Sheila McNulty Transocean, Halliburton should have been able to stop Macondo if unsafe

Testimony this week in the US Coast Guard and Bureau for Ocean Energy Management investigation has often been tedious and repetitive.

Lawyers, representing more than a dozen clients, are asking the same questions, leading to those overseeing the proceedings to jump in repeatedly, trying to speed things up. But these are top lawyers, used to getting their way, and so the investigators relent, and the testimony drones on. On Tuesday it went over 10 hours.

That said, some nuggets have cropped up. So for those who can withstand the testimony, making it through the day with frequent trips to the back of the room for the hot coffee on offer, the hearing is worth attending. For those who cannot be there in person, it can be watched online.

One of the interesting issues being pounded home by various lawyers is that any of the companies involved in the drilling operation could have stopped the Macondo well operation at any time if they felt something was wrong. Indeed, BP, Transocean and Halliburton all have policies permitting any staff to stop work on projects if they feel they are unsafe.

Daun Winslow, Transocean performance manager, said had Transocean’s staff “recognized something was unsafe”, it would have stopped the operation without seeking permission from BP, the operator or its staff, known as the “company man”:

They don’t need the company man’s approval to stop the job.

Indeed, he said, the top man on the rig had given him the ‘thumb’s up’ just hours before the well blew.
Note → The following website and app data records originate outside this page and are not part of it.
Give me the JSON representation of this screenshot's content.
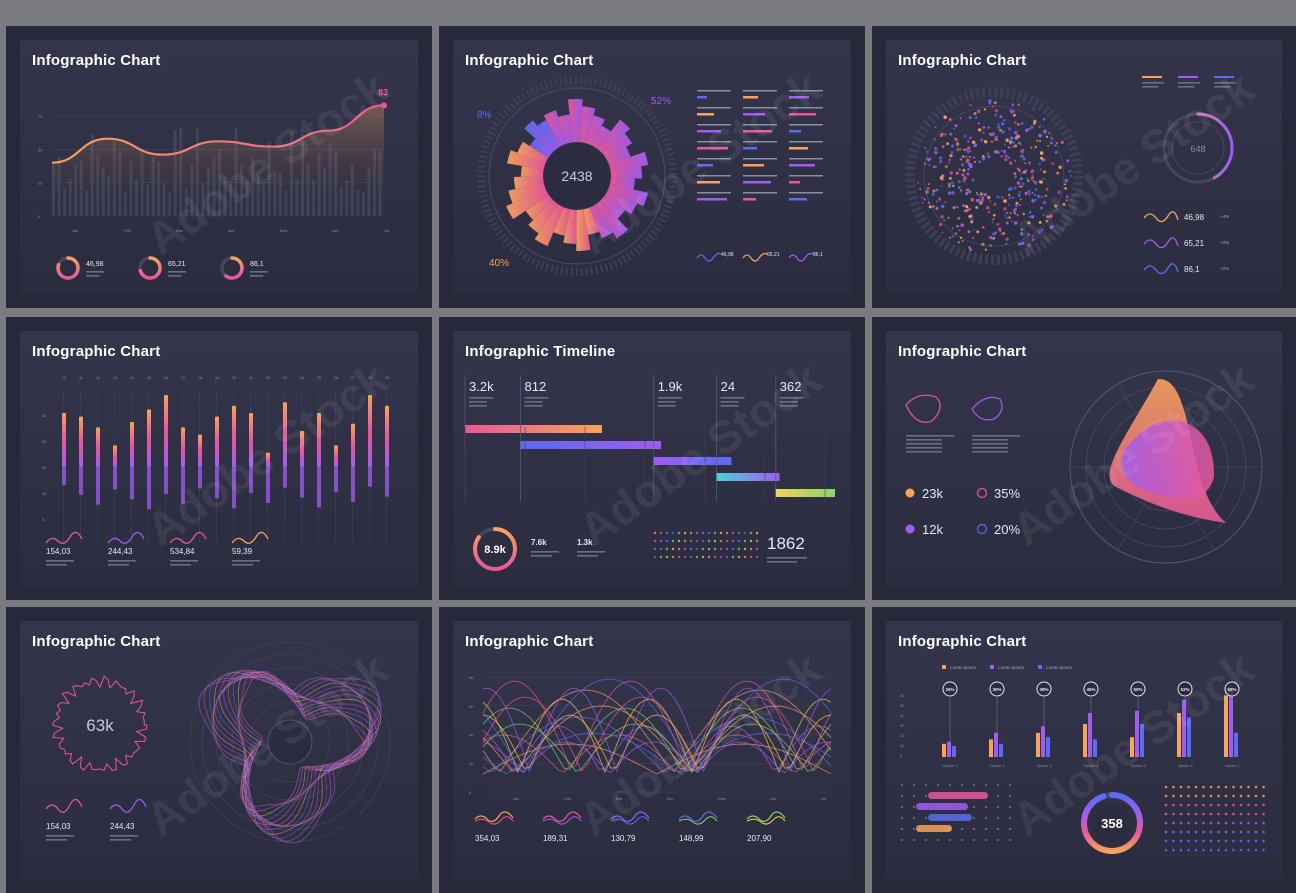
{
  "panels": [
    {
      "title": "Infographic Chart"
    },
    {
      "title": "Infographic Chart"
    },
    {
      "title": "Infographic Chart"
    },
    {
      "title": "Infographic Chart"
    },
    {
      "title": "Infographic Timeline"
    },
    {
      "title": "Infographic Chart"
    },
    {
      "title": "Infographic Chart"
    },
    {
      "title": "Infographic Chart"
    },
    {
      "title": "Infographic Chart"
    }
  ],
  "watermark": "Adobe Stock",
  "colors": {
    "orange": "#f7a35c",
    "pink": "#e9579a",
    "purple": "#a05cf0",
    "blue": "#5a6cf0",
    "green": "#8ad36a",
    "yellow": "#f5d25a"
  },
  "chart_data": [
    {
      "type": "line",
      "x": [
        "Jan",
        "Feb",
        "Mar",
        "Apr",
        "May",
        "Jun",
        "Jul"
      ],
      "values": [
        40,
        58,
        46,
        56,
        52,
        64,
        83
      ],
      "peak_label": "83",
      "stats": [
        {
          "value": "46,98",
          "fill": 0.8
        },
        {
          "value": "65,21",
          "fill": 0.7
        },
        {
          "value": "86,1",
          "fill": 0.6
        }
      ]
    },
    {
      "type": "pie",
      "center_value": "2438",
      "labels": [
        "8%",
        "52%",
        "40%"
      ],
      "slices": [
        8,
        52,
        40
      ],
      "stats": [
        "46,98",
        "65,21",
        "86,1"
      ]
    },
    {
      "type": "scatter",
      "gauge_value": "648",
      "stats": [
        "46,98",
        "65,21",
        "86,1"
      ],
      "stat_pcts": [
        "+4%",
        "+2%",
        "+2%"
      ]
    },
    {
      "type": "bar",
      "bars": [
        30,
        28,
        22,
        12,
        25,
        32,
        40,
        22,
        18,
        28,
        34,
        30,
        8,
        36,
        20,
        30,
        12,
        24,
        40,
        34
      ],
      "stats": [
        "154,03",
        "244,43",
        "534,84",
        "59,39"
      ]
    },
    {
      "type": "bar",
      "items": [
        {
          "value": "3.2k",
          "start": 0.0,
          "end": 0.37
        },
        {
          "value": "812",
          "start": 0.15,
          "end": 0.53
        },
        {
          "value": "1.9k",
          "start": 0.51,
          "end": 0.72
        },
        {
          "value": "24",
          "start": 0.68,
          "end": 0.85
        },
        {
          "value": "362",
          "start": 0.84,
          "end": 1.0
        }
      ],
      "ring_value": "8.9k",
      "stats": [
        "7.6k",
        "1.3k"
      ],
      "big_value": "1862"
    },
    {
      "type": "area",
      "stats": [
        {
          "value": "23k"
        },
        {
          "value": "35%"
        },
        {
          "value": "12k"
        },
        {
          "value": "20%"
        }
      ]
    },
    {
      "type": "line",
      "center_value": "63k",
      "stats": [
        "154,03",
        "244,43"
      ]
    },
    {
      "type": "line",
      "x": [
        "Jan",
        "Feb",
        "Mar",
        "Apr",
        "May",
        "Jun",
        "Jul"
      ],
      "stats": [
        "354,03",
        "189,31",
        "130,79",
        "148,99",
        "207,90"
      ]
    },
    {
      "type": "bar",
      "legend": [
        "Lorem ipsum",
        "Lorem ipsum",
        "Lorem ipsum"
      ],
      "groups": [
        {
          "label": "Option 1",
          "values": [
            12,
            14,
            10
          ],
          "pct": "26%"
        },
        {
          "label": "Option 2",
          "values": [
            16,
            22,
            12
          ],
          "pct": "30%"
        },
        {
          "label": "Option 3",
          "values": [
            22,
            28,
            18
          ],
          "pct": "38%"
        },
        {
          "label": "Option 4",
          "values": [
            30,
            40,
            16
          ],
          "pct": "45%"
        },
        {
          "label": "Option 5",
          "values": [
            18,
            42,
            30
          ],
          "pct": "50%"
        },
        {
          "label": "Option 6",
          "values": [
            40,
            52,
            36
          ],
          "pct": "52%"
        },
        {
          "label": "Option 7",
          "values": [
            56,
            60,
            22
          ],
          "pct": "58%"
        }
      ],
      "ring_value": "358"
    }
  ]
}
And he had no indication, Mr Winslow said, that anything was amiss, until the explosion that killed 11 people and injured 17.

The hearings have revealed that Halliburton cementer Nathaniel Chaisson sent an e-mail to Jesse Gagliano, Halliburton’s technical advisor, on the day of the explosion indicating that cementing of the well had been completed and “it went well”.

Mr Galiano also testified to a stop-work policy within his company:

If we deem the job unsafe, anybody can stop this job.

Mr Gagliano has been made famous in the review of the accident because he raised the issue of centralisers with BP on April 15. He recommended 21 and BP went with 6. This was an issue Bart Stupak, chairman of the House subcommittee on oversight and investigations, and Henry Waxman, chairman of the House committee on energy and commerce, raised in June. They singled out BP’s apparent failure to use enough centralisers, as per Mr Gagliano’s advice, to prevent channelling during the cement process in alleging BP took decisions aimed at cutting costs and speeding work at its Gulf of Mexico oil well that increased the risk of a blow-out. These are accusations BP has said will be addressed in the ongoing investigations.

Lawyers pressed Mr Gagliano why he had not stopped the operation, or even raised the centralizer issue in the morning meeting with those on the rig the day it exploded. He said, “channeling does not equal blowout”. He had been concerned the use of fewer centralizers would mean Halliburton had to do remediation work on the well. He brushed off the decision by BP to not follow his advice, noting the UK oil company had disregarded his recommendations many times in the past.

That said, both Transocean and Halliburton employees have testified that BP did not respond to requests for information at various times in the process of drilling the Macondo well. Mr Gagliano said he had asked BP to confirm talk by Halliburton representatives that the number of centralisers being used was far fewer than he recommended and never heard back. On Monday, Paul Johnson, a Transocean rig manager, said he had asked BP for some reports he never received.

This is a point BP has not yet been able to respond to in the investigation. But the company told FT Energy Source:

While a few have been critical of the speed at which the BP well team shared information, the fact remains that Halliburton and Transocean personnel received the key information they needed to perform safe and reliable operations.

That may very well have been the case. But with all the information coming to light after the accident, it is difficult to be critical of those involved for not stopping the well from being drilled the way it was, regardless of who they work for, when questions remain about who knew what when. And so the investigation must go on and on and on…

I had to leave at 7.30pm, almost 12 hours after the process began Tuesday morning, and the testimony was still in full flow.